The first couple of days were very hard, as I had a retreat day - where I was doing a vegan BBQ! - and I had very little spare time to prepare food for myself. After that things got a little easier, I opened my kidney beans, and couldn't believe I have been wasting the juice in the can my whole life! It made a huge difference to the rice, which I was usually frying. As well as that, I was making flatbreads for breakfast and had opened my tofu. The middle few days weren't too bad at all, though I was very tired, which I couldn't figure out whether that was due to the restricted intake of food, or because the week unfortunately coincided with my period. Either way, I was finding that I had to go to bed much earlier than usual, and was napping during the day, which I rarely do usually. The last couple of days became more challenging again, as I had run out of the kidney beans (I think that the juice was my favourite part!) and had no tofu left. I only had rice, lentils, chickpeas, and my portion of vegetable; I chose edamame beans. However, the fundraising aspect of the challenge really helped me to stay motivated, as so many people were so generous for the cause.

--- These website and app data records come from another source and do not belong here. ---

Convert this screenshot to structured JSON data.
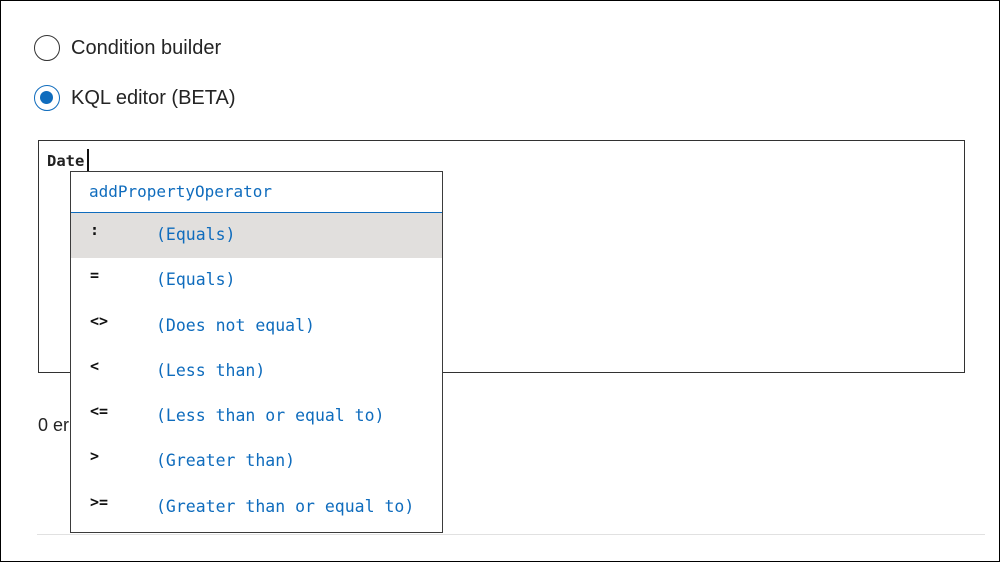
{
  "query_mode": {
    "options": [
      {
        "label": "Condition builder",
        "checked": false
      },
      {
        "label": "KQL editor (BETA)",
        "checked": true
      }
    ]
  },
  "editor": {
    "text": "Date"
  },
  "status": {
    "error_text_visible": "0 er"
  },
  "autocomplete": {
    "header": "addPropertyOperator",
    "selected_index": 0,
    "items": [
      {
        "op": ":",
        "desc": "(Equals)"
      },
      {
        "op": "=",
        "desc": "(Equals)"
      },
      {
        "op": "<>",
        "desc": "(Does not equal)"
      },
      {
        "op": "<",
        "desc": "(Less than)"
      },
      {
        "op": "<=",
        "desc": "(Less than or equal to)"
      },
      {
        "op": ">",
        "desc": "(Greater than)"
      },
      {
        "op": ">=",
        "desc": "(Greater than or equal to)"
      }
    ]
  },
  "colors": {
    "accent": "#0f6cbd",
    "selected_row": "#e1dfdd"
  }
}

Aside from the physical challenge of the week, the toughest aspect of the limited diet was the lack of choice, and inability to eat whatever I wanted, whenever I wanted to. I already had an inkling that I frequently choose to feed my emotions rather than feel them, but I have rarely been in a situation where I have been forced to sit with those emotions instead of eating, despite my awareness of that recurring behaviour. The hardest feeling to sit with was longing. It's a familiar feeling for me recently, and it is a very good one to hide with food; the feeling of longing for something quite abstract can so easily be suppressed with a delicious treat like chocolate! It was difficult to sit with that feeling, without the distraction of food to avoid inviting it in, but it was good to notice that, just like anything else, that feeling wasn't permanent - and even if it wasn't fed, it still passed. I also noticed how often I "treat myself" with food - like on a busy day, how often I thought "Oh I'm so busy today, poor me - I deserve something nice to eat", before realising that wasn't an option. So I had to reframe that in my mind to instead of going for food, just be with that.